WHAT YOU WILL DO — For this exercise, please find the lines in the entries that include the word "miPelicula" and copy them.
──────
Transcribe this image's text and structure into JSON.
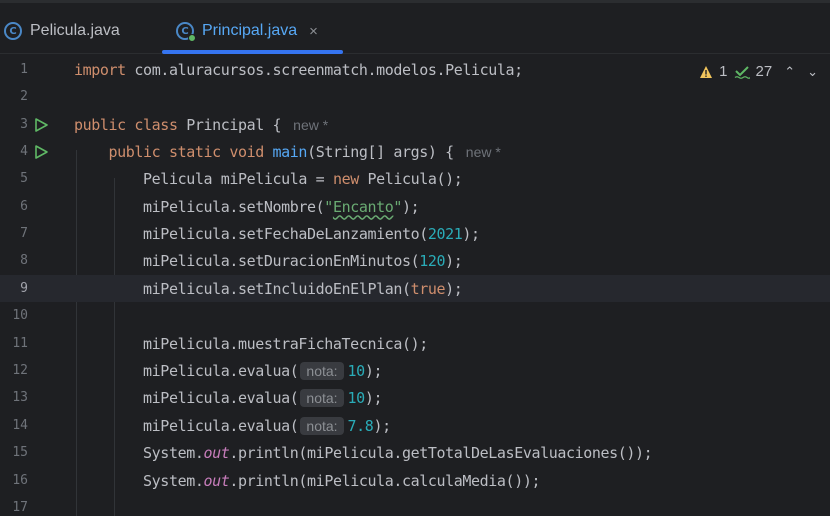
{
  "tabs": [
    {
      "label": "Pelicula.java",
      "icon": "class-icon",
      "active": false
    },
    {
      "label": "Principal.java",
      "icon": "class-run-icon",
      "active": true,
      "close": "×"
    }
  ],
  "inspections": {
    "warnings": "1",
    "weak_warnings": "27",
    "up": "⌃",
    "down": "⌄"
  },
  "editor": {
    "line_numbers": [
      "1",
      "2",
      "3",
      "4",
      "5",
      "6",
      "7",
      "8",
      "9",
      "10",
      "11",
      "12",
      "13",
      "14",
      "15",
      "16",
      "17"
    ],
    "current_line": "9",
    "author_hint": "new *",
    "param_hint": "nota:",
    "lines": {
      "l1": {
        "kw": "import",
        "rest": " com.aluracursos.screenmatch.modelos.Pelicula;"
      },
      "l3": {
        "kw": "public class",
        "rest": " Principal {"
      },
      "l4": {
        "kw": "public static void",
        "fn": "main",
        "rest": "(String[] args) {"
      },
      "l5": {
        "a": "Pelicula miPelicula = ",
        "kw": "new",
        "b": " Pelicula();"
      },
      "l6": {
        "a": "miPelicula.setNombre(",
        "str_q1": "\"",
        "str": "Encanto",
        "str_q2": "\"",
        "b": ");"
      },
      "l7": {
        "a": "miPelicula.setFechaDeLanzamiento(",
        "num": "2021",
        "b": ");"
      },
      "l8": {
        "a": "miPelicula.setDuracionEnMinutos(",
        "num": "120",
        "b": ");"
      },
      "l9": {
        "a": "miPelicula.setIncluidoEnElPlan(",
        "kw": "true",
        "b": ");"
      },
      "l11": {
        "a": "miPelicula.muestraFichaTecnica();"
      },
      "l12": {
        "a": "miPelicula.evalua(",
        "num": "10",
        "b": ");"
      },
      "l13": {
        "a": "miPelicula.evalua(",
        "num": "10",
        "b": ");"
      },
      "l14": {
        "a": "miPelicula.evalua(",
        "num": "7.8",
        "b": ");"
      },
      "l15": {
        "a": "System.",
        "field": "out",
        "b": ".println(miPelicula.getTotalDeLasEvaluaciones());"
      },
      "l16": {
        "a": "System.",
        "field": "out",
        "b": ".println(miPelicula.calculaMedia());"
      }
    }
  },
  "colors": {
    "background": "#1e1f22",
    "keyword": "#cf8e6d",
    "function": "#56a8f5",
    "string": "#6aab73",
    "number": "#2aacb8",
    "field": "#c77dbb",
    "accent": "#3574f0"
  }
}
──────
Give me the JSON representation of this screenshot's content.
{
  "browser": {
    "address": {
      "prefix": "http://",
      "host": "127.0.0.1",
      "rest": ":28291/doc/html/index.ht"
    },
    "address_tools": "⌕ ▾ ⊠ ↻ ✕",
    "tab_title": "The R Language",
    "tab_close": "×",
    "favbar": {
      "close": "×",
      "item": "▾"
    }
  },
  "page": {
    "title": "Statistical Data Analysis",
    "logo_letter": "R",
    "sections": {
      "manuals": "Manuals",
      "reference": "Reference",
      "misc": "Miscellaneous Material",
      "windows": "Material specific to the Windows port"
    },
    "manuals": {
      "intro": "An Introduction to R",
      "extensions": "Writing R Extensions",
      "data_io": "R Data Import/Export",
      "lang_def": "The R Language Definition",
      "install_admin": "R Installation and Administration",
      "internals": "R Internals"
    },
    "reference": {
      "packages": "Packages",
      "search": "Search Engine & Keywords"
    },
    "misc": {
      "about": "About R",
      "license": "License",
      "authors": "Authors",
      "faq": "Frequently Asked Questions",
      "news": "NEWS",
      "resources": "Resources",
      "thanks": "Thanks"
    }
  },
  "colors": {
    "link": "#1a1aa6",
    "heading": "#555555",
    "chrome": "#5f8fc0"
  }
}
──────
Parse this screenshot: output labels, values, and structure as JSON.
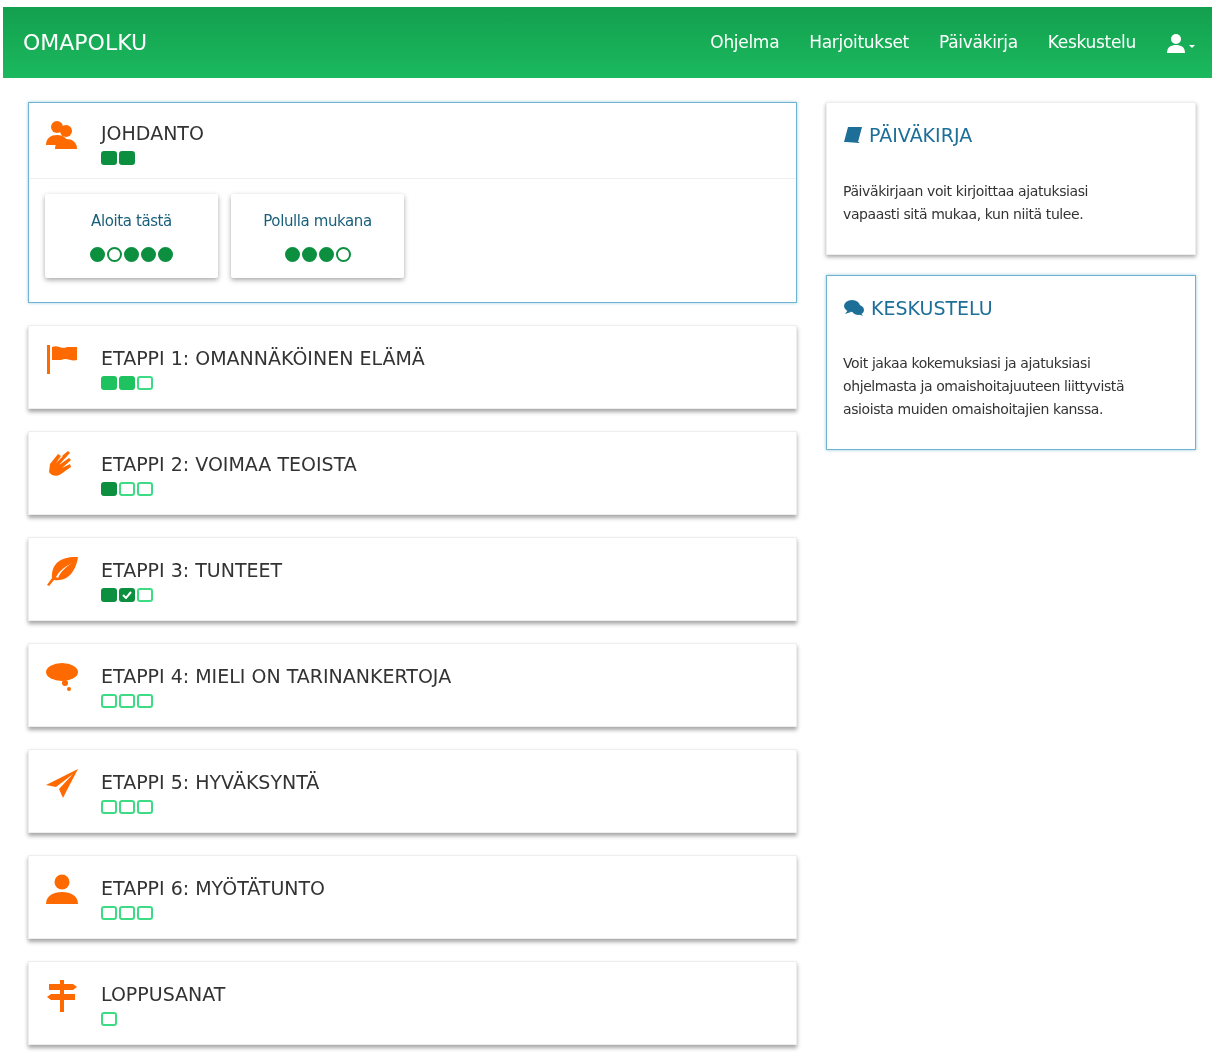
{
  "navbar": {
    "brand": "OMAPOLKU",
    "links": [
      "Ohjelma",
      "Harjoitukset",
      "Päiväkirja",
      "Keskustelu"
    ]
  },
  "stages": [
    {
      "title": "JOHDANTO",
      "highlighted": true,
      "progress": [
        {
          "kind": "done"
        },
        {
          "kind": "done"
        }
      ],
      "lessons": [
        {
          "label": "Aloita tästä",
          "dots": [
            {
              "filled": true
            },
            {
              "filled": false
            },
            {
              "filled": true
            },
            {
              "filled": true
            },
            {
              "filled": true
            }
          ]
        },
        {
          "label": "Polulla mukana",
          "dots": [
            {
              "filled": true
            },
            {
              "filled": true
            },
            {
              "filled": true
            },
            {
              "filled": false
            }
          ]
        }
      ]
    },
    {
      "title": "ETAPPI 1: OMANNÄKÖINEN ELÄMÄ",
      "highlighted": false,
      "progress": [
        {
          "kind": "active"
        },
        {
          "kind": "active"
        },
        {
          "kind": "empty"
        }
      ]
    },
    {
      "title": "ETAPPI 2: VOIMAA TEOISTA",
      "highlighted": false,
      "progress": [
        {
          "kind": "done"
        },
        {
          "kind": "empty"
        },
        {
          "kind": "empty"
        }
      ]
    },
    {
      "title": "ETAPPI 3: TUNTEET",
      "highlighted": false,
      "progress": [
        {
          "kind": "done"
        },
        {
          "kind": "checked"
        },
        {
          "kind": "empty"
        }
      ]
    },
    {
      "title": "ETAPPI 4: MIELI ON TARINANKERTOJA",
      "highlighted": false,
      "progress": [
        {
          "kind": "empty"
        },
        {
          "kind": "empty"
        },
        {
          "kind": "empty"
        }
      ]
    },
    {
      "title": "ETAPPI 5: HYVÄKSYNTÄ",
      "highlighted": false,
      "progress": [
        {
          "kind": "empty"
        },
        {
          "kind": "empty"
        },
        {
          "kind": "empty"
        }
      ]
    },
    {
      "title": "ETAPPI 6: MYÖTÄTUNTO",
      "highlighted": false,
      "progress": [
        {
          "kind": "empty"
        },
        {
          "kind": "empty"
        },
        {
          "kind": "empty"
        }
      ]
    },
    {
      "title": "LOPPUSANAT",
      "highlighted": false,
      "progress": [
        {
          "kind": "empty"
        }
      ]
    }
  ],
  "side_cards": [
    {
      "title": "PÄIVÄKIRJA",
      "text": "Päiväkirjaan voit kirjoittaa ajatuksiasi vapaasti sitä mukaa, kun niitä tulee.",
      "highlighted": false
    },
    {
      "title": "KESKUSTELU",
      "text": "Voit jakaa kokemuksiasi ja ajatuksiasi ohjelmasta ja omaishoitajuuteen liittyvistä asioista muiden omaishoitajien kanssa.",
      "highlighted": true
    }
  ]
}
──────
ANSWER SECTION —
        "a": "Pelicula miPelicula = ",
        "a": "miPelicula.setNombre(",
        "a": "miPelicula.setFechaDeLanzamiento(",
        "a": "miPelicula.setDuracionEnMinutos(",
        "a": "miPelicula.setIncluidoEnElPlan(",
        "a": "miPelicula.muestraFichaTecnica();"
        "a": "miPelicula.evalua(",
        "a": "miPelicula.evalua(",
        "a": "miPelicula.evalua(",
        "b": ".println(miPelicula.getTotalDeLasEvaluaciones());"
        "b": ".println(miPelicula.calculaMedia());"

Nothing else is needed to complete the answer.